Well, someone out there in the Moscow airport was particularly lazy, since out of the several planes that go back and forth from Moscow to Tashkent daily, we for no reason at all had to wait 4 fucking days for our luggage to arrive.
A trip to the office of the Russian air company (Aeroflot, for the ones curious) to get compensation for the delay proved to be less than hopeful, but we DID get our money back from the little shopping we did for essentials and even an apology letter. Not bad for a story that started so hopeless, huh?
Needless to say that my family lent us everything, from toothpaste to clothes and shoes, but we were still angry as hell. Luckily all the stuff in the suitcase survived (including the Polish vodka we were bringing as a souvenir!!) and we even got our money back. Well, everyone's suitcase goes missing at least once in a lifetime, so this was our turn I guess.
After that there were many family visits, eating at my grandparents' place daily and mostly spending time with my (oldest) cousin, whom I haven't seen in our last trip. I usually have a lot to talk with him about. He and Boris had a ton to talk about and I was happy about it.
The weird ass futuristic buildings in the beginning of the post? My cousin had a secret key to the roof and he took us there to see the sunset! I've always wanted to go inside those buildings, they're right next to my uncle and aunt's place and they've always looked so peculiar to me. I was so excited to go on the roof of one of them!!
|my cousin wanted to make a moody teenage Tumblr pic. I think we succeeded.|
Among the many fun pictures from the roof:
I already wrote about going to a rock bar in the previous post, so I'll skip it here. Towards the end of the trip I took pictures of the local architecture. Tashkent has a beautiful city center, striving to be modern in the otherwise post-soviet-falling apart architecture. And we all know which part I fancied more. Here are some artistic shots:
|my uncle is obsessed with birds and has different types of them on the balcony.|
Somehow the trip this time has been a lot more intense than the previous ones. I mostly hung out with my older cousin and my aunt, and a bit with my brother and parents. Usually I try to dedicate time to my relatives who live in Tashkent, as do my parents who fly from Israel for the big family meeting.

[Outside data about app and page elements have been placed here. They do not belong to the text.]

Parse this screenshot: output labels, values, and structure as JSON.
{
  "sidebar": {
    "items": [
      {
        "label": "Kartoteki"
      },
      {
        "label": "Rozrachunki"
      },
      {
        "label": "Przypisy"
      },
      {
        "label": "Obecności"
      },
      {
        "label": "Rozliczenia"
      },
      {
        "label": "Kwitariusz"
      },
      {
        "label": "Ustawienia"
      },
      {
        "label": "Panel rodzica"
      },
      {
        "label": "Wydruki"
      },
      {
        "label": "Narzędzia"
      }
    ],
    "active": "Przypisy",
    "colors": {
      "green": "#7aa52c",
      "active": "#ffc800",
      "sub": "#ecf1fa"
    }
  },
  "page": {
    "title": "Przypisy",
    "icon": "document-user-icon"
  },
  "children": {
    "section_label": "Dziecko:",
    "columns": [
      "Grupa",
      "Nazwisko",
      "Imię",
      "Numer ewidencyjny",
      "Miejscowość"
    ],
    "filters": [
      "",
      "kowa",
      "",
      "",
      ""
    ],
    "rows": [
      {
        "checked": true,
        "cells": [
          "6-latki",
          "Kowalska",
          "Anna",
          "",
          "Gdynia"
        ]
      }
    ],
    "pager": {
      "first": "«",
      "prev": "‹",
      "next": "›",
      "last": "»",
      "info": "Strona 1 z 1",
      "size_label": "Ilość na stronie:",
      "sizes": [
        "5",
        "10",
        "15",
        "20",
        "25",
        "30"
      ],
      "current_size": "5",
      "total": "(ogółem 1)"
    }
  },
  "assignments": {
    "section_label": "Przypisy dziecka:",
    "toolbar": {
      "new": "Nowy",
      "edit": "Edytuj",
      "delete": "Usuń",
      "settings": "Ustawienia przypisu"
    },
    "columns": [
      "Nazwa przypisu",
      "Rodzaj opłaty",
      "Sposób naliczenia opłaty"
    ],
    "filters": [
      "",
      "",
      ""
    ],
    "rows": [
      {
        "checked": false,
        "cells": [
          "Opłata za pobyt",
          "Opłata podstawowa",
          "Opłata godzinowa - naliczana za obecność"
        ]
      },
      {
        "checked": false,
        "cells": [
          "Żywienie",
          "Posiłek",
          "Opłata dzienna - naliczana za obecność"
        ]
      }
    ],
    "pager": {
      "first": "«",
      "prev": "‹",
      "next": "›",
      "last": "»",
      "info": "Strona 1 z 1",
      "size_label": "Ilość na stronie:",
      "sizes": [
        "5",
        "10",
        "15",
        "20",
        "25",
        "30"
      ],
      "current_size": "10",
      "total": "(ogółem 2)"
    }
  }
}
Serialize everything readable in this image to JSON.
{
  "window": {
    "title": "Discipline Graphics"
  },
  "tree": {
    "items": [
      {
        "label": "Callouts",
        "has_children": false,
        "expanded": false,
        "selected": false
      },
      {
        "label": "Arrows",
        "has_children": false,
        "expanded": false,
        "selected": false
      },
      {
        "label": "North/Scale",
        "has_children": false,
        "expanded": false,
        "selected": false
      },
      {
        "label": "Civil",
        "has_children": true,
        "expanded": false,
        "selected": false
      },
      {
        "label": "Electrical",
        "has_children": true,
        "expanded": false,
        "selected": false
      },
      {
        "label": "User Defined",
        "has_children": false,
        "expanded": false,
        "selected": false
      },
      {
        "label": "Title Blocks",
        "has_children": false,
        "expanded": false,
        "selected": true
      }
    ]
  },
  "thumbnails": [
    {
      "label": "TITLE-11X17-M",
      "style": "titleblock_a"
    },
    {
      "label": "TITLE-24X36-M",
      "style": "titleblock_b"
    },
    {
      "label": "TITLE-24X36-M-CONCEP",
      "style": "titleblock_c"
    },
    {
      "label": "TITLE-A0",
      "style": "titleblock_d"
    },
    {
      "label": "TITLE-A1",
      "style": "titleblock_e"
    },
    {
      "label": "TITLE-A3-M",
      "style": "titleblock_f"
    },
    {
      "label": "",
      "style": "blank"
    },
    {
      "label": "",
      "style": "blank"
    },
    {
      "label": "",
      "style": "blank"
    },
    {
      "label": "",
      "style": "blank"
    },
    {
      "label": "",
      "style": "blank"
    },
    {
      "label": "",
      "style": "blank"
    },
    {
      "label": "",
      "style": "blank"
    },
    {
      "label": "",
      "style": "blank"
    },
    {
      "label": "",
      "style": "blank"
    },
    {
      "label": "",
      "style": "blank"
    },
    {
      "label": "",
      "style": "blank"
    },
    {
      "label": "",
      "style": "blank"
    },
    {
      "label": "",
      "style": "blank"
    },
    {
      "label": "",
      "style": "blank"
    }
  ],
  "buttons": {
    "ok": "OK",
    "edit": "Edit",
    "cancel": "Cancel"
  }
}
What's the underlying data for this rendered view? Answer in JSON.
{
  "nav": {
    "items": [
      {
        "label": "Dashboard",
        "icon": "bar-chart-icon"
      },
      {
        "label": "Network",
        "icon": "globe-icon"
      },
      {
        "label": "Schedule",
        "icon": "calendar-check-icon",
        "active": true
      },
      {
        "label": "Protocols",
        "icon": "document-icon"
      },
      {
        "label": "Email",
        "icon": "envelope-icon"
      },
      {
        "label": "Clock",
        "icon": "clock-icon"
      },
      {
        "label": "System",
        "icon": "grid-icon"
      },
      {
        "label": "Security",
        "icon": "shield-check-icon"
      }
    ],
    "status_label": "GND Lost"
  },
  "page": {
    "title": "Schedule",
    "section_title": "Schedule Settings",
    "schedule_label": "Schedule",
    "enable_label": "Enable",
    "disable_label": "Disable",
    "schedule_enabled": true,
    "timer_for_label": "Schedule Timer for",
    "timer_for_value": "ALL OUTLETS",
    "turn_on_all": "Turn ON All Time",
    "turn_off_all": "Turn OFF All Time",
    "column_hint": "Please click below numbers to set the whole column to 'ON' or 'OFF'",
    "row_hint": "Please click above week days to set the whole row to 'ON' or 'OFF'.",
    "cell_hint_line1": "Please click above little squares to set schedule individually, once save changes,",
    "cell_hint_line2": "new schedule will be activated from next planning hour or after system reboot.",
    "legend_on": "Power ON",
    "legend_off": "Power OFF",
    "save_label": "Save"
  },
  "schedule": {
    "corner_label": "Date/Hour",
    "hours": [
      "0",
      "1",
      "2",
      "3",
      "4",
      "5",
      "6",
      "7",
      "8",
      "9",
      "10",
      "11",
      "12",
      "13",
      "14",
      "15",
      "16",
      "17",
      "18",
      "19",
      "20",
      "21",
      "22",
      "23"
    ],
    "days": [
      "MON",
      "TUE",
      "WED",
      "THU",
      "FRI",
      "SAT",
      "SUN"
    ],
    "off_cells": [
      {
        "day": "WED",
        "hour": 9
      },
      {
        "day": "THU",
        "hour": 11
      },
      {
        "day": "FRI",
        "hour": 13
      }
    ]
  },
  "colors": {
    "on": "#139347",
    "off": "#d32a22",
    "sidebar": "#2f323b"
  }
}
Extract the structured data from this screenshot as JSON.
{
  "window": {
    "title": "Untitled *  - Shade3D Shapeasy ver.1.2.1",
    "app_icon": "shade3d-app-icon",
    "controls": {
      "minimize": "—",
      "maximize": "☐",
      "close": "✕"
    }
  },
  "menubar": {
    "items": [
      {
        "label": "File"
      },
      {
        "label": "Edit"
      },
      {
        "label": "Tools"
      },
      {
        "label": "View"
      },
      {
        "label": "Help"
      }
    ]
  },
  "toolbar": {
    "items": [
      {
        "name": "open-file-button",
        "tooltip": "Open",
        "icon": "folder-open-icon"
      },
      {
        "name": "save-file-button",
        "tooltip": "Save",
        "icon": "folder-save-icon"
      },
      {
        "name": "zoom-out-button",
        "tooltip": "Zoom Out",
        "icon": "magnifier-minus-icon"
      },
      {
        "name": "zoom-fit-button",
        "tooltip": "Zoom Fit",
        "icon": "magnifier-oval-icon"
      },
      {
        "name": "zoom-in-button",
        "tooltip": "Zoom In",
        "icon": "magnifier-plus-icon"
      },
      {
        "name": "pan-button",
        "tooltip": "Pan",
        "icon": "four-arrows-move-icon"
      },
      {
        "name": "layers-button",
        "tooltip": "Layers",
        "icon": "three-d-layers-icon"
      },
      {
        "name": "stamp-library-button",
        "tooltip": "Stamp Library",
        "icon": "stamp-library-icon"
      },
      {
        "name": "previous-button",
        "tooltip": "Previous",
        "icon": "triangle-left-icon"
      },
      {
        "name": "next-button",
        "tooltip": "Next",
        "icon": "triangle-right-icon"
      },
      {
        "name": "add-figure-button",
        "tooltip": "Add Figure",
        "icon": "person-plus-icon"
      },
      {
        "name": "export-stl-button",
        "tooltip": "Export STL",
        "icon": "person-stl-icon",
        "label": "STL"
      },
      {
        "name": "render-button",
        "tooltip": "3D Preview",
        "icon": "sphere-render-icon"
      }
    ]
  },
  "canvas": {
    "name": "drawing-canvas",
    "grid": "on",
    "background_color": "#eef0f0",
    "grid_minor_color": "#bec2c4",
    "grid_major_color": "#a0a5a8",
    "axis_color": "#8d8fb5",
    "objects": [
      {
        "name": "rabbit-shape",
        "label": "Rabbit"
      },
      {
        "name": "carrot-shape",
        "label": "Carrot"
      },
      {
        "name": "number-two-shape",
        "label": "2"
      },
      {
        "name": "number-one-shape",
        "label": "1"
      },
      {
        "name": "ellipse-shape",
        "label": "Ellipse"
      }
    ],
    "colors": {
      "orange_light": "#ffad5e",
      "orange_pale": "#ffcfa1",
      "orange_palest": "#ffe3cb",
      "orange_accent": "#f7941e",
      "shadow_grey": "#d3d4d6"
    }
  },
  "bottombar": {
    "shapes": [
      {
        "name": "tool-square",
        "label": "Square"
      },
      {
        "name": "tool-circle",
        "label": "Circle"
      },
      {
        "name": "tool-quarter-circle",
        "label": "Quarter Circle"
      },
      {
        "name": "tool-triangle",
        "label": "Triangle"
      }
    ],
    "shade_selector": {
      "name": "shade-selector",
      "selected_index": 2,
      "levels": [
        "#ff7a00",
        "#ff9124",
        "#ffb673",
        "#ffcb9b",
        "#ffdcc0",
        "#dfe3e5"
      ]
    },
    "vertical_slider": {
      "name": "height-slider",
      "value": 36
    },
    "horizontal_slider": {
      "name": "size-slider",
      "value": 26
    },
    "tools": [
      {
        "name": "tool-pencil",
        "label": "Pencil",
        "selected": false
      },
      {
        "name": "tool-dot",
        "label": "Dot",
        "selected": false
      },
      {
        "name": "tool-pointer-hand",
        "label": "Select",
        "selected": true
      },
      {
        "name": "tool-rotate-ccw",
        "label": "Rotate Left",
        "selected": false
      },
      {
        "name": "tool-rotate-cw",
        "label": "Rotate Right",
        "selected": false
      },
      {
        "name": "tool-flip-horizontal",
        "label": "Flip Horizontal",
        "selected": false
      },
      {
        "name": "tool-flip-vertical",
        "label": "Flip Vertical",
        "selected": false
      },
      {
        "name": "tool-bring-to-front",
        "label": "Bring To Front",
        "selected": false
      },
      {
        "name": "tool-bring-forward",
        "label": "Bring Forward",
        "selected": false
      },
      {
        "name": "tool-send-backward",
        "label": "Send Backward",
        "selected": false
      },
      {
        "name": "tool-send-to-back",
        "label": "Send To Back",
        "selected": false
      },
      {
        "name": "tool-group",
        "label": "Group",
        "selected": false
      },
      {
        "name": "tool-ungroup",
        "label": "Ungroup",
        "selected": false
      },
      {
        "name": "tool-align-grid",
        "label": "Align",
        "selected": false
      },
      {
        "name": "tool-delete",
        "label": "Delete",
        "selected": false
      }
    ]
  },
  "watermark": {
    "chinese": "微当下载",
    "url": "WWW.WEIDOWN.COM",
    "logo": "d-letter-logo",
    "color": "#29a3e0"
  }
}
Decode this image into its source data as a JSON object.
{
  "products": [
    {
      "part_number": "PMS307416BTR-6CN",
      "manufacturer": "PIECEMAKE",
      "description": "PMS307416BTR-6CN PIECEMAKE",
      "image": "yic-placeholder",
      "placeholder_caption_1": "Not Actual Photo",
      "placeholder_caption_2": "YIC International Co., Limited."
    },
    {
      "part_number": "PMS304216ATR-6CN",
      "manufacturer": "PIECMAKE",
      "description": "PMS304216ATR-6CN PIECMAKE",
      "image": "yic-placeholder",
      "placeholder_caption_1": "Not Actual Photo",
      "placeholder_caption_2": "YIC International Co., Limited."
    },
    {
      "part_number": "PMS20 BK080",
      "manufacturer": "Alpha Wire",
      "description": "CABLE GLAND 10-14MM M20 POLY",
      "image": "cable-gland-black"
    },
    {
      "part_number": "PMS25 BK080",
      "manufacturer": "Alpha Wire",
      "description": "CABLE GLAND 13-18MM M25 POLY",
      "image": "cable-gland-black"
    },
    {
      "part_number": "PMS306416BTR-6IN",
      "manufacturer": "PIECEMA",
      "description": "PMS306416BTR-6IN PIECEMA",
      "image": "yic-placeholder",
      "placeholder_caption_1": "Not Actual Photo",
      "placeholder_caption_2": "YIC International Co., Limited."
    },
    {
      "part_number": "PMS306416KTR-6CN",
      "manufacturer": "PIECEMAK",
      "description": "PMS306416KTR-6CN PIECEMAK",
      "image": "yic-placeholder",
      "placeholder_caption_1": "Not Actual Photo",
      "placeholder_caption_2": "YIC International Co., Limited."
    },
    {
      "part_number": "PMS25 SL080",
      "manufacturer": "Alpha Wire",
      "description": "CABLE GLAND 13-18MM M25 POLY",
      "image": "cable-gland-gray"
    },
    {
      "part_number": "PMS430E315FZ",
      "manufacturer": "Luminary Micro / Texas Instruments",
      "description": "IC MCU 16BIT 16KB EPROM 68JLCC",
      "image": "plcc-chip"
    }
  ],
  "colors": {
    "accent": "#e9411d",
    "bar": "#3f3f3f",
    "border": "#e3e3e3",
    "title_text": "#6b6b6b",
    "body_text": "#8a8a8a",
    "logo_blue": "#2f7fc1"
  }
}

Each time I am so happy I have the opportunity to visit such an obscure place as Uzbekistan.
Boris and I might give a visit to Moscow next year, since said cousins are studying there. The family has really spread out.
Oh wait, there was a wedding as well!! And an epic one:
Ok so, the traditional Uzbek wedding is not only a lot of noise, loud music and beautiful dresses - it also happens to be the most important thing in an Uzbenk's life. So you better make it memorable. In this case, it definitely was.
One peculiar thing is that it was a wedding of a family member's kids. They're twins, so they were marrying on the same day. TOGETHER. Isn't that a little bit... strange? Financially it's a bit more strategic than having a fucking fairytale masterpiece of an event twice in a row.
Unfortunately my memory card got fucked and the program didn't manage to restore the many videos I took from the wedding, but I assure you there were traditional dancing, trumpet blowing, drum hitting and general epicness to last forever!